At the urging of their rector, Brother Dallas Wilson and his wife, Sister Janie, of St. John’s Chapel, Charleston, and the encouragement of Bishop Mark Lawrence of the Diocese of S.C. to follow God’s lead, the 40-something Rivers were soon on their way to Ambridge, Pa. for their first of three years at Trinity School for Ministry. The whole adventure was both overwhelming and exciting as they packed their household and headed to their new assignment in ministry.
As a former dean of Trinity, I was able to encourage them a bit when we talked a year ago. But it all still sounded like a trip to Mars. I plied them with questions and simply let them talk.
Though both Matthew and Henrietta believed they had the necessary faith to endure the life-changing call to Trinity, new challenges quickly had them second-guessing their decision to pack up their lives and move. Challenges came from all sides all at once — financial challenges, housing challenges, theological challenges and even illness. Matthew initially sunk into depression as he contemplated the year they were just beginning. The couple strayed from seeking God together.
It was in this space that they realized walking by faith is easy when the challenges are few, familiar or happen rarely. But would they really trust God in a place where every day brings on new challenges? This question turned the couple to prayer, first individually then collectively. Henrietta challenged her husband to go deeper in his faith. Matthew sought the Lord and the answer to their problems came to him in the form of a question: “Do you trust your hands more than you trust Me?” His honest answer to the Lord’s question was, “Lord, I have trusted in my hands more than You.” With this new revelation came greater understanding that they could do nothing on their own and that they needed God in all things. Healing followed repentance and together Matthew and Henrietta learned to step out in faith into the unknown.

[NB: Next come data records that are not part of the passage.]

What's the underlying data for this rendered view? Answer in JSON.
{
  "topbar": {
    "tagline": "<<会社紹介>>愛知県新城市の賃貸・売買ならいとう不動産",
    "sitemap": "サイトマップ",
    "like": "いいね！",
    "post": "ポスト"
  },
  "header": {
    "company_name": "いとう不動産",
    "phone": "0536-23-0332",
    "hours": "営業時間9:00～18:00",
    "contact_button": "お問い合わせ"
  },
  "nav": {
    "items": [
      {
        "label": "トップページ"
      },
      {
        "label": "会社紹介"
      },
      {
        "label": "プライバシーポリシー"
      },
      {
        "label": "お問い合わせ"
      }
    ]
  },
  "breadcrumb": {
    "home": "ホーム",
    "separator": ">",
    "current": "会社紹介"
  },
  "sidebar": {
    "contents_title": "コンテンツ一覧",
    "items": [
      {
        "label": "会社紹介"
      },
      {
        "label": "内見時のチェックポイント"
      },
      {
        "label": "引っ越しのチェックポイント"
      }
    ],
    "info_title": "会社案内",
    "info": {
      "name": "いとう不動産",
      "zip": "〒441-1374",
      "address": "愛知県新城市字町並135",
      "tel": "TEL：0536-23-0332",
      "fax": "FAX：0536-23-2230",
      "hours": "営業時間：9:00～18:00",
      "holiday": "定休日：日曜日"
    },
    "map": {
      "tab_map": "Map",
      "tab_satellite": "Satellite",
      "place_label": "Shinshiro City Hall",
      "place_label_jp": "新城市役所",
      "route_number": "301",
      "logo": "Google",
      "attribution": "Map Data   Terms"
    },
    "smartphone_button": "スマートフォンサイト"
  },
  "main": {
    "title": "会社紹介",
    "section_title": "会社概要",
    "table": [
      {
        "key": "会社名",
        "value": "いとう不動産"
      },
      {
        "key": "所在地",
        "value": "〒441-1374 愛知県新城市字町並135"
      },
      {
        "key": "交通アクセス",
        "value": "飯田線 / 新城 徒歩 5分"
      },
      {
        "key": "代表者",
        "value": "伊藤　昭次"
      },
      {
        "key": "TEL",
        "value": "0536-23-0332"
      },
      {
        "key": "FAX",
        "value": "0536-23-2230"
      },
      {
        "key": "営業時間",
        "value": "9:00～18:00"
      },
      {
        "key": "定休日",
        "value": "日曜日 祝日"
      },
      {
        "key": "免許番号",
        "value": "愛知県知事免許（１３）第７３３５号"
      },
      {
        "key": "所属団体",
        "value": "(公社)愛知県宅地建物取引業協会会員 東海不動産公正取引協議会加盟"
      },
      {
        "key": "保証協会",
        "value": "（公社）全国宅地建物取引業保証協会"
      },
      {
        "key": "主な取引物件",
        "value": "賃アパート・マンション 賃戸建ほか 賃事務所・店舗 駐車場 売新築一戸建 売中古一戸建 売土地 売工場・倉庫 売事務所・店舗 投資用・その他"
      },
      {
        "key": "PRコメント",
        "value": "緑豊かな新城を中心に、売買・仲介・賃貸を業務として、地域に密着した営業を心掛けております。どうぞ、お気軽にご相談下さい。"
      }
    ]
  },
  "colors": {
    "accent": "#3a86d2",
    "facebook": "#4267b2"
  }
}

Feeling that God had definitely called them to Trinity — situated in an abandoned steel mill town close to Pittsburgh — they discovered that their new blue-collar multi-ethnic neighbors were warmly welcoming. And Western Pa. turned out to be rich in ambiance. For recreation they explored downtown Pittsburgh on Saturdays to encounter its famous “strip district” where they could savor an array of lattes, biscotti and other delicacies.
Then the community of other students opened their eyes to the richness and diversity of the Body of Christ. Soon Matthew and Henrietta, though a generation older than most fellow students, became mentors and prayer partners of their younger colleagues. Matthew was elected president of his class and Henrietta’s kitchen table became the location of many a heart-to-heart talk with students. Younger couples were watching them negotiate their relatively-recent marriage and this helped solidify the call to a marriage ministry already confirmed while God was deepening their own relationship. The church they found to worship in, Christ Church at Grove Farm, with John Guest as one of its founders, has offered them the position as marriage coordinators to begin a marriage ministry in the fall.

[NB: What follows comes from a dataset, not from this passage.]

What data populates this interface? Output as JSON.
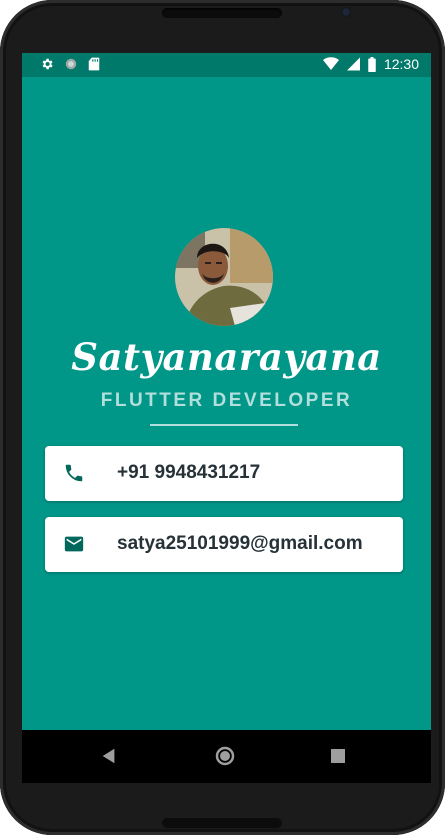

Burning the Midnight Oil
Both Henrietta and Matthew chose to become full-time students, thanks to full scholarships awarded them by Trinity. The seminary, they learned, wants no student to leave with school-related debt. However, despite this welcome financial help, they found they did have to borrow to cover living expenses. This made them instantly very budget conscious.

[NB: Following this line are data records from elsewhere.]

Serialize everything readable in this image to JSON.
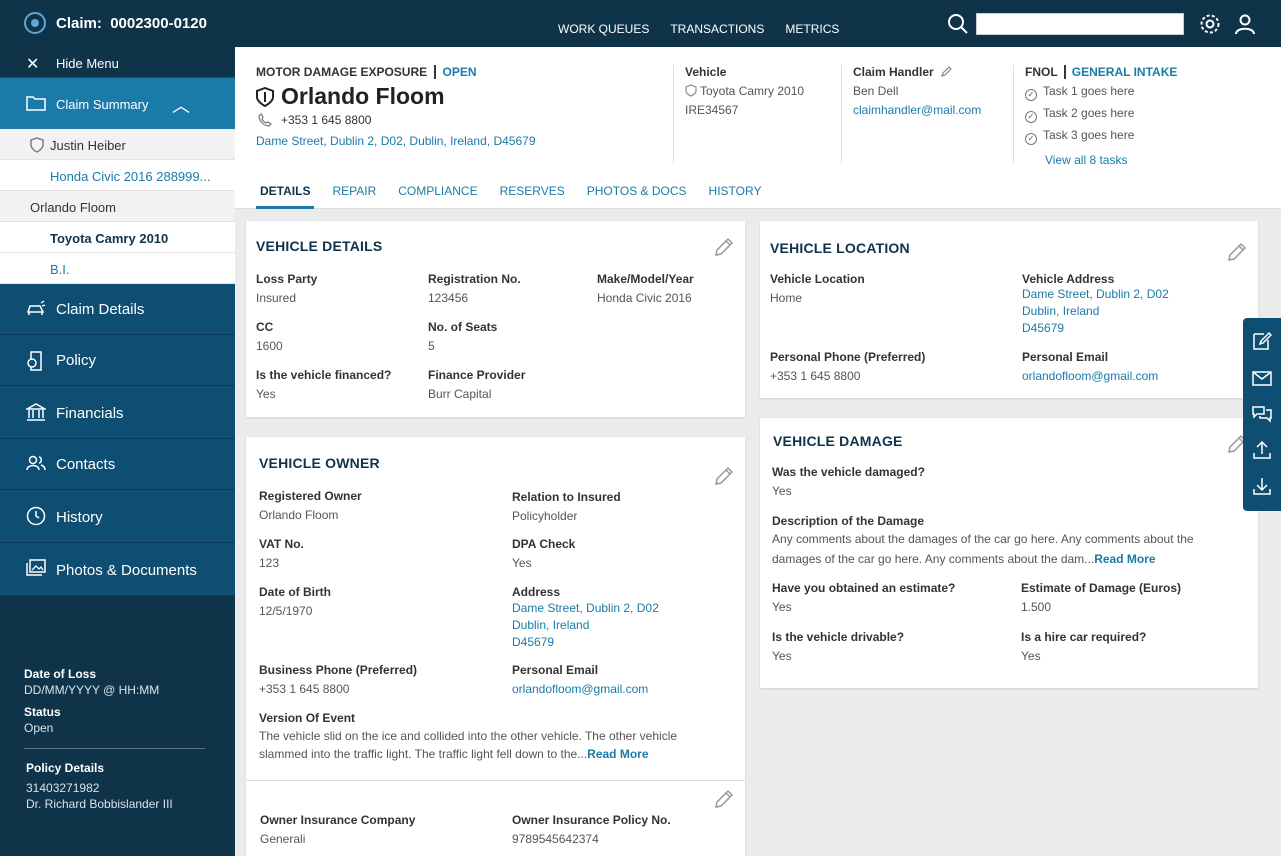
{
  "topbar": {
    "claim_label": "Claim:",
    "claim_number": "0002300-0120",
    "nav": [
      "WORK QUEUES",
      "TRANSACTIONS",
      "METRICS"
    ],
    "search_placeholder": ""
  },
  "sidebar": {
    "hide_menu": "Hide Menu",
    "claim_summary": "Claim Summary",
    "sub_items": [
      {
        "label": "Justin Heiber",
        "type": "party"
      },
      {
        "label": "Honda Civic 2016 288999...",
        "type": "link"
      },
      {
        "label": "Orlando Floom",
        "type": "party"
      },
      {
        "label": "Toyota Camry 2010",
        "type": "active"
      },
      {
        "label": "B.I.",
        "type": "link"
      }
    ],
    "main_items": [
      "Claim Details",
      "Policy",
      "Financials",
      "Contacts",
      "History",
      "Photos & Documents"
    ],
    "date_of_loss_label": "Date of Loss",
    "date_of_loss_value": "DD/MM/YYYY @ HH:MM",
    "status_label": "Status",
    "status_value": "Open",
    "policy_details_label": "Policy Details",
    "policy_number": "31403271982",
    "policy_holder": "Dr. Richard Bobbislander III"
  },
  "header": {
    "exposure": "MOTOR DAMAGE EXPOSURE",
    "exposure_status": "OPEN",
    "name": "Orlando Floom",
    "phone": "+353 1 645 8800",
    "address": "Dame Street, Dublin 2, D02, Dublin, Ireland, D45679",
    "vehicle_label": "Vehicle",
    "vehicle_name": "Toyota Camry 2010",
    "vehicle_reg": "IRE34567",
    "handler_label": "Claim Handler",
    "handler_name": "Ben Dell",
    "handler_email": "claimhandler@mail.com",
    "fnol_label": "FNOL",
    "fnol_intake": "GENERAL INTAKE",
    "tasks": [
      "Task 1 goes here",
      "Task 2 goes here",
      "Task 3 goes here"
    ],
    "view_all": "View all 8 tasks",
    "tabs": [
      "DETAILS",
      "REPAIR",
      "COMPLIANCE",
      "RESERVES",
      "PHOTOS & DOCS",
      "HISTORY"
    ]
  },
  "vehicle_details": {
    "title": "VEHICLE DETAILS",
    "loss_party_k": "Loss Party",
    "loss_party_v": "Insured",
    "reg_k": "Registration No.",
    "reg_v": "123456",
    "make_k": "Make/Model/Year",
    "make_v": "Honda Civic 2016",
    "cc_k": "CC",
    "cc_v": "1600",
    "seats_k": "No. of Seats",
    "seats_v": "5",
    "financed_k": "Is the vehicle financed?",
    "financed_v": "Yes",
    "provider_k": "Finance Provider",
    "provider_v": "Burr Capital"
  },
  "vehicle_owner": {
    "title": "VEHICLE OWNER",
    "reg_owner_k": "Registered Owner",
    "reg_owner_v": "Orlando Floom",
    "relation_k": "Relation to Insured",
    "relation_v": "Policyholder",
    "vat_k": "VAT No.",
    "vat_v": "123",
    "dpa_k": "DPA Check",
    "dpa_v": "Yes",
    "dob_k": "Date of Birth",
    "dob_v": "12/5/1970",
    "address_k": "Address",
    "address_l1": "Dame Street, Dublin 2, D02",
    "address_l2": "Dublin, Ireland",
    "address_l3": "D45679",
    "biz_phone_k": "Business Phone (Preferred)",
    "biz_phone_v": "+353 1 645 8800",
    "email_k": "Personal Email",
    "email_v": "orlandofloom@gmail.com",
    "event_k": "Version Of Event",
    "event_v": "The vehicle slid on the ice and collided into the other vehicle. The other vehicle slammed into the traffic light. The traffic light fell down to the...",
    "read_more": "Read More",
    "ins_co_k": "Owner Insurance Company",
    "ins_co_v": "Generali",
    "ins_pol_k": "Owner Insurance Policy No.",
    "ins_pol_v": "9789545642374"
  },
  "vehicle_location": {
    "title": "VEHICLE LOCATION",
    "loc_k": "Vehicle Location",
    "loc_v": "Home",
    "addr_k": "Vehicle Address",
    "addr_l1": "Dame Street, Dublin 2, D02",
    "addr_l2": "Dublin, Ireland",
    "addr_l3": "D45679",
    "phone_k": "Personal Phone (Preferred)",
    "phone_v": "+353 1 645 8800",
    "email_k": "Personal Email",
    "email_v": "orlandofloom@gmail.com"
  },
  "vehicle_damage": {
    "title": "VEHICLE DAMAGE",
    "damaged_k": "Was the vehicle damaged?",
    "damaged_v": "Yes",
    "desc_k": "Description of the Damage",
    "desc_v": "Any comments about the damages of the car go here. Any comments about the damages of the car go here. Any comments about the dam...",
    "read_more": "Read More",
    "estimate_k": "Have you obtained an estimate?",
    "estimate_v": "Yes",
    "estimate_amt_k": "Estimate of Damage (Euros)",
    "estimate_amt_v": "1.500",
    "drivable_k": "Is the vehicle drivable?",
    "drivable_v": "Yes",
    "hire_k": "Is a hire car required?",
    "hire_v": "Yes"
  },
  "colors": {
    "navy": "#0f3349",
    "accent": "#1a7ba8",
    "sidebar_main": "#0e4e72"
  }
}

“So, what was it like to study together,” I asked them? They smiled. “We rarely study together.” Each has their unique study styles. Matthew devoured his books till late at night, but struggled with writing papers. Henrietta wrote with ease, but enjoyed her sleep and was not as absorbed in books as Matthew. So they studied separately unless they were together with a group of students at their kitchen table. Both, however, loved the lectures and found themselves drawn to particular professors who they saw as very genuine and helpful. Greek and Hebrew proved to be the big challenges, as they had been to me. This is why, they explained, they are heading back to Trinity for part of the summer to finish the language requirements for their degree program.
Mission to the Muslim World
But after that they are off to Indonesia with a team of others from Trinity to do first-hand mission work in a Muslim country. A grant from the SAMS (the Society of Anglican Missionaries and Senders) made the trip possible. They shared that one of the greatest discoveries of their year away was gaining a global view of God’s Kingdom.
Both feel called to do inter-racial ministry in the future — Matthew as an ordained Anglican, Henrietta in a full-time capacity alongside her husband. I then asked what they felt was the greatest need of the African-American church? They thought for a moment and said, the need they see is for all of God’s churches to have an educated, Spirit-filled pulpit that embodies the commission of Jesus Christ to go out and make disciples of all nations.
The couple has only warm feelings for their home church that originally encouraged them to step out into the unfamiliar saying, “Our congregation is our family. We are away but not disconnected.” Thankful for that nudge, they now long for others to experience what they have. In their sights are other couples like themselves who they hope will join them at Trinity, or even attend some other seminary.
As they left our home, my wife and I waved them off. We could tell that this attractive couple was headed for a dynamic ministry wherever God ultimately leads them. It warmed our hearts just to share a cup of coffee with them.
This article first appeared in the Carolina Compass. It is reprinted with permission.